They spend their days in wealth
Or "in good" F16; not in the performance of good works, or in the exercise of that which is spiritually good; or in seeking after spiritual good things, or eternal happiness; but in earthly good, in the enjoyment of the temporal good things of this life, and which to enjoy in a moderate and becoming manner is not criminal, but commendable; but these men, and such as they, seek no other good but worldly good; their language is, "who will show us any good?" ( Psalms 4:6 ) ; any outward good; the way to get it, how to come at it, and be put in the possession of it: such place all their happiness in such sort of good, and spend all their time either in getting it, or in enjoying it, and in nothing else; not in spiritual exercises, in prayer, or praise, in their own houses, in private; nor in an attendance on the worship of God in public; it denotes also their continuance in prosperity unto the end of their days; for there is a various reading; we follow the Keri or margin, but the "Cetib", or writing, is, "they become old" F17; in wealth, or good things, and which is followed by many; they live all their days in the midst of wealth and riches, and die in such circumstances, contrary to what Zophar had asserted in ( Job 20:5 ) ;
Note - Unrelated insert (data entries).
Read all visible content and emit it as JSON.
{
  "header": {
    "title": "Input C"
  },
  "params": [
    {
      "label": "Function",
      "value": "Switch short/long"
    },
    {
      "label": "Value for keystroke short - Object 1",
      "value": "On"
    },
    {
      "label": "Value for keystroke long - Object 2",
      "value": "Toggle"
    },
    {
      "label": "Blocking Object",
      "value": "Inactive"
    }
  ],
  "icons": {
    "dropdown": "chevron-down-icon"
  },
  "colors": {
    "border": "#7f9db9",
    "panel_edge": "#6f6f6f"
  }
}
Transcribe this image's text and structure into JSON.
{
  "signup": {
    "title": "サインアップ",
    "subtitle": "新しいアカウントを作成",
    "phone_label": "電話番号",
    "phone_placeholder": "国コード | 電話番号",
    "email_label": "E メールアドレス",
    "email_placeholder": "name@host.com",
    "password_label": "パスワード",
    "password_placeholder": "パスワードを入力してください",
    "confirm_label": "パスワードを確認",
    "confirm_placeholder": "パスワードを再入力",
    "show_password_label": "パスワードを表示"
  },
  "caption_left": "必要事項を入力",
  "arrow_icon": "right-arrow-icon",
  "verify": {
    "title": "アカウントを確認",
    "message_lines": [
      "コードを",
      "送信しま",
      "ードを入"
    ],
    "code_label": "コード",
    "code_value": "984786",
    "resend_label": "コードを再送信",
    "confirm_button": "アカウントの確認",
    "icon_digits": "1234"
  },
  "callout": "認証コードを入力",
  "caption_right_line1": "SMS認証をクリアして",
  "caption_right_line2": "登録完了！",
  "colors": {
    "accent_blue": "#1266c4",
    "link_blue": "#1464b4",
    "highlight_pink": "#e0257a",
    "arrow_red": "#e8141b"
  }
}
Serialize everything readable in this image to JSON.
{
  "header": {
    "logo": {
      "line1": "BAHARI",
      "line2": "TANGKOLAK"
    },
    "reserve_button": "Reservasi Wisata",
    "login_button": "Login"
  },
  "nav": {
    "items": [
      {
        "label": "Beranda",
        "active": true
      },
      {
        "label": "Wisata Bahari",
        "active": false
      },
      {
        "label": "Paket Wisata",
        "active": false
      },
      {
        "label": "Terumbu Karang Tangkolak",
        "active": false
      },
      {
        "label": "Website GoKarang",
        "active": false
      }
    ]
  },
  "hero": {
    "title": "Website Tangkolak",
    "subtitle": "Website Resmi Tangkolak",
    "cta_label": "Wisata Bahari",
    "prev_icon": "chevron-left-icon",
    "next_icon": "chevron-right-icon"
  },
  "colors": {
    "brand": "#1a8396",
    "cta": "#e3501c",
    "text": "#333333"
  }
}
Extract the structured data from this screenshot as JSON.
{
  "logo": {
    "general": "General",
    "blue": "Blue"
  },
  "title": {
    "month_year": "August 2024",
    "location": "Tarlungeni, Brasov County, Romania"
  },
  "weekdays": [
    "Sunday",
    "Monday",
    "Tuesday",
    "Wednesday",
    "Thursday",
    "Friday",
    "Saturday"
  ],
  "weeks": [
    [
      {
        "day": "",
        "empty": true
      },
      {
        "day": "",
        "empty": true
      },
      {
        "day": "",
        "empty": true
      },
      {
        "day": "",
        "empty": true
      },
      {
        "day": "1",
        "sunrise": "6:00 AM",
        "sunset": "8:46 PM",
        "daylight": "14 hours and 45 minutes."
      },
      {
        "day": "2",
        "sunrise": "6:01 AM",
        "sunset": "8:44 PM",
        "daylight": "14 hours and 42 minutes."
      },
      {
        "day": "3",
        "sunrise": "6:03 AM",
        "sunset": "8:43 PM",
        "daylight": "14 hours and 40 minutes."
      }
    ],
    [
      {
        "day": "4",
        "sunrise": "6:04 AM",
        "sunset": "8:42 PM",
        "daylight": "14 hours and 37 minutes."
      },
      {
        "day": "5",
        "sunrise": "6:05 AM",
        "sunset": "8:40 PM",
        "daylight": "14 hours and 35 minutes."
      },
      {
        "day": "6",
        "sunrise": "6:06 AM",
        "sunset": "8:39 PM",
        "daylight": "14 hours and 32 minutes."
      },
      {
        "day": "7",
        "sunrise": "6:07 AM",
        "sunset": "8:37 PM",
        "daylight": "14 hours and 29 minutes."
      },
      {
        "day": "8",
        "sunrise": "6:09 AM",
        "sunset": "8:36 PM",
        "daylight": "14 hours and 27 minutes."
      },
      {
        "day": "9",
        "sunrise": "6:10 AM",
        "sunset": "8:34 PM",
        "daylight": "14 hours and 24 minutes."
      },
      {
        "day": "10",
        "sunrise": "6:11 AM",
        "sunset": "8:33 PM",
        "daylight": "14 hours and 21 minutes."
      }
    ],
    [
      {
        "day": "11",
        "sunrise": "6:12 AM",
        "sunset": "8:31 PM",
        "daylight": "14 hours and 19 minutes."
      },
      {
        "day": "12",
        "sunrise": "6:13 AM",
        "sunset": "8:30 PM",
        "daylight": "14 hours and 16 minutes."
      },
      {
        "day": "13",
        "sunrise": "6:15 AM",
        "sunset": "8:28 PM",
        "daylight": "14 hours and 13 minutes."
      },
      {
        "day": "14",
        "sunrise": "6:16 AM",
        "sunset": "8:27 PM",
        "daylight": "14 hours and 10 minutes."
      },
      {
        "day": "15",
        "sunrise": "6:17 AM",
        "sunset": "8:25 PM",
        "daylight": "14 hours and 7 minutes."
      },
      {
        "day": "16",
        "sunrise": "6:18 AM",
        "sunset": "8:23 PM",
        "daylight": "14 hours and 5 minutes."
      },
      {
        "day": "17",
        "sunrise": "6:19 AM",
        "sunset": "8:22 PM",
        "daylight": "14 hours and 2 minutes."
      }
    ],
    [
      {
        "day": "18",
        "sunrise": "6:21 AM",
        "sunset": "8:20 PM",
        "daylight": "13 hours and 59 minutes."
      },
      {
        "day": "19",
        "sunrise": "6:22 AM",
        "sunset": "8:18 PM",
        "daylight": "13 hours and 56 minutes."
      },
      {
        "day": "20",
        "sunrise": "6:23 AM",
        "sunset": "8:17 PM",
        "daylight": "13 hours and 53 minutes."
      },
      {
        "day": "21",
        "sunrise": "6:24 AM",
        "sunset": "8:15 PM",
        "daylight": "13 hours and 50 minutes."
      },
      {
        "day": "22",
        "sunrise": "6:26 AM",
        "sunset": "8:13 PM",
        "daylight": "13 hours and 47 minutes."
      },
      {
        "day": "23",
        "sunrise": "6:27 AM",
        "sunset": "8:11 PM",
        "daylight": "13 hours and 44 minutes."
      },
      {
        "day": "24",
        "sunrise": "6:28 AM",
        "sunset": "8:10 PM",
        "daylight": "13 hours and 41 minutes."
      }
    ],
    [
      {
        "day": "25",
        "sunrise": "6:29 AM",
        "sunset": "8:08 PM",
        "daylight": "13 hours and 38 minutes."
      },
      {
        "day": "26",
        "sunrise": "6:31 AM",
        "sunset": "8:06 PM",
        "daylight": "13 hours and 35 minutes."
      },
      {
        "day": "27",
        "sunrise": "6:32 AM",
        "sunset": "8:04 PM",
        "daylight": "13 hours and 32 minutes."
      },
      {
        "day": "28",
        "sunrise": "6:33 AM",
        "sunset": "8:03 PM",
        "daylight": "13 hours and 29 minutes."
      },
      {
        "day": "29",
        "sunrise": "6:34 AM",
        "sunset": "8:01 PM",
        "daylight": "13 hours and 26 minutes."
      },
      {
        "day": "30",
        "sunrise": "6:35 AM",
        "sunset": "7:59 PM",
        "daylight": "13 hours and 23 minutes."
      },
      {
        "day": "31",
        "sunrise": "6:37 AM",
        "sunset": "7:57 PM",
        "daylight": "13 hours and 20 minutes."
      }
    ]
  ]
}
and in a moment go down to the grave;
the house appointed for all living, man's long home, into which he is said to go down, because let down and interred in the earth; hither wicked men must come, after all their wealth, riches, prosperity, and pleasure; and hither they descend "in a moment"; suddenly, no previous change being made in their outward circumstances; and without any presage or forenotice of it, without any lingering disease and sickness leading on to it, there being no bands in their death, nothing to hinder and restrain from dying; but they drop at once into the grave, without sickness or pain: or "in rest", or "quietly" F18; being wholly at ease and quiet, as in ( Job 21:23 ) ; not only free from acute pains and grievous distempers, as burning fevers, and violent tortures, and racks of the stone, and other distressing disorders; but without any distress of mind, ignorant of their state and condition, and unconcerned about it; as they are at ease from their youth, and settled on their lees, they remain so, and go out of the world in like manner; and as sheep are laid in the grave, die senseless and stupid, having no thought in their last moments what will become of them in another world: some render it, "they go down to hell" F19; the state and place of the wicked after death; which, though true, seems not so agreeable to Job's scope and design, which is not to describe the punishment of the wicked, but their easy circumstances in life and in death; and so the Jewish commentators generally understand it. Aben Ezra's note is,
``in a moment, without afflictions;''Jarchi,
``quietly, without chastisements;''and Bar Tzemach,
``without evil diseases;''having nothing to distress them in body or mind, when many a good man lies long on a bed of languishing, tortured with diseases, chastened with sore pain, and his life gradually draws near to the grave, and to the destroyers.